TASK DETAILS: Lines with the word "this" in them are the ones to copy from the records.

★ ★ ★ ★

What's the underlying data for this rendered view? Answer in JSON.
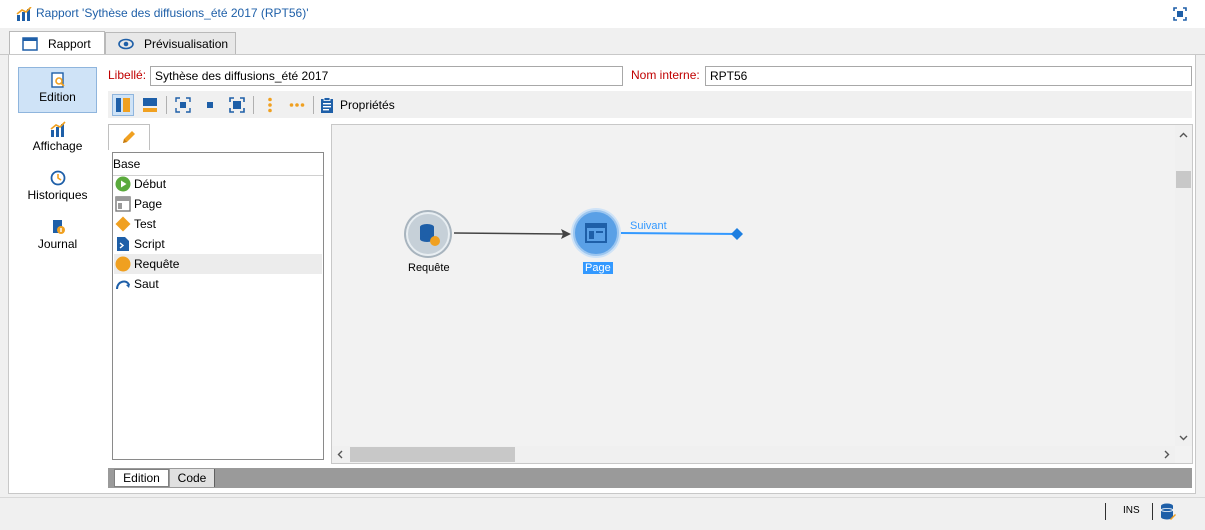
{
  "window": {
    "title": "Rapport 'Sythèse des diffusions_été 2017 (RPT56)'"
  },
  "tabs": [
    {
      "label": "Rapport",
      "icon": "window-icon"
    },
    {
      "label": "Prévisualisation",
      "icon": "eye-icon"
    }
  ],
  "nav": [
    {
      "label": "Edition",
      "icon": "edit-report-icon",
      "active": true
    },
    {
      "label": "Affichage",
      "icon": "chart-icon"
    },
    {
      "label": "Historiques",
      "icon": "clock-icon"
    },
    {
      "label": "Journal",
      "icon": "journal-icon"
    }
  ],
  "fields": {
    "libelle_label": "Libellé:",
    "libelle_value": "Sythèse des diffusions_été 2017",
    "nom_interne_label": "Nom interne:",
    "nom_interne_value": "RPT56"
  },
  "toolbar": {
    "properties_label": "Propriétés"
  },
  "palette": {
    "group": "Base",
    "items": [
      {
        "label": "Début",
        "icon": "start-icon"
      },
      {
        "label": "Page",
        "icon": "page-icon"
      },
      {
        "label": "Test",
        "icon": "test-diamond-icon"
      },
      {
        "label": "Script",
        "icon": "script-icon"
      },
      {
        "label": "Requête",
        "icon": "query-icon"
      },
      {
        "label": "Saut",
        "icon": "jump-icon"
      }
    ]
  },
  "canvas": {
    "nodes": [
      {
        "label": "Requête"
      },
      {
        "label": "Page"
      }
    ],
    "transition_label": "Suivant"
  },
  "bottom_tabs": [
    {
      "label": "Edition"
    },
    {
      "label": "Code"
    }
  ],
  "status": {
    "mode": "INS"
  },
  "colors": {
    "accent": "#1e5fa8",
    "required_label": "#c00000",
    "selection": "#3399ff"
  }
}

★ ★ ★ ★

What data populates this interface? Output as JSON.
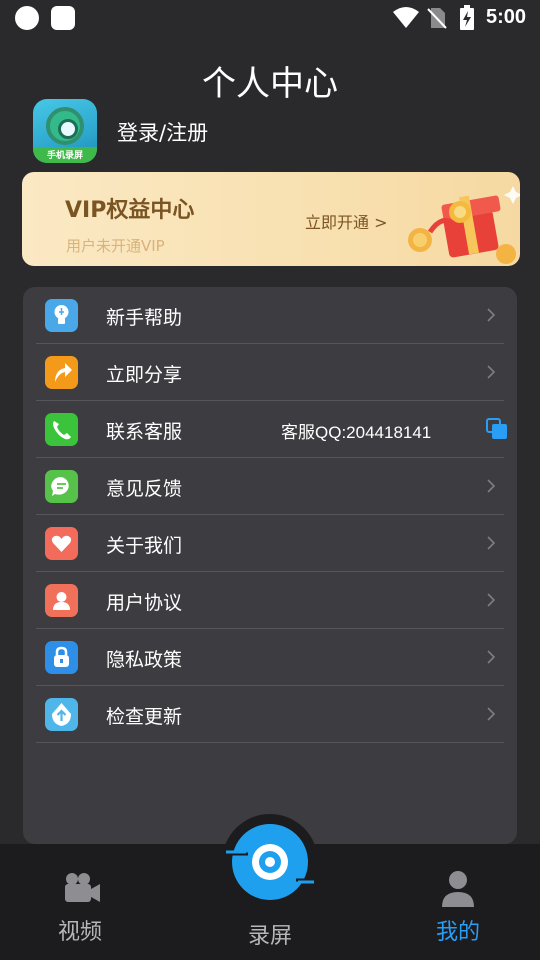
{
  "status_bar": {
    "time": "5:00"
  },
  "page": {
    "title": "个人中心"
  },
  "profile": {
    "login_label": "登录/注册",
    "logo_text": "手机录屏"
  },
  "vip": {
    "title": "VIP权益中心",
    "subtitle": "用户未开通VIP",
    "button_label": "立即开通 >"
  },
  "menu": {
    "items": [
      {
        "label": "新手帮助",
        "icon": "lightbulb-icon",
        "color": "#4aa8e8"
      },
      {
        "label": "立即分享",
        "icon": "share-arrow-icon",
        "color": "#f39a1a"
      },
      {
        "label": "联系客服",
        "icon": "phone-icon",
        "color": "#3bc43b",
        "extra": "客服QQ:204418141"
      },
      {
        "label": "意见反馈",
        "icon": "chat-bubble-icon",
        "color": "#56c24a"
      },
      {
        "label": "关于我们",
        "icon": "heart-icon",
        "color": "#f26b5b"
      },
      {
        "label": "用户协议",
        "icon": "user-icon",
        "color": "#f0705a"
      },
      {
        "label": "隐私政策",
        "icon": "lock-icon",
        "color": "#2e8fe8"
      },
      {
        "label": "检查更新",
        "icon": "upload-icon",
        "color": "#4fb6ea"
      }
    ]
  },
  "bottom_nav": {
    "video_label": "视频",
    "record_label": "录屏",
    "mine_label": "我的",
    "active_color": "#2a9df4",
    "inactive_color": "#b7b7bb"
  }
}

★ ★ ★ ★

THE COMPLETED TASK:
What's the underlying data for this rendered view? Answer in JSON.
What data populates this interface? Output as JSON.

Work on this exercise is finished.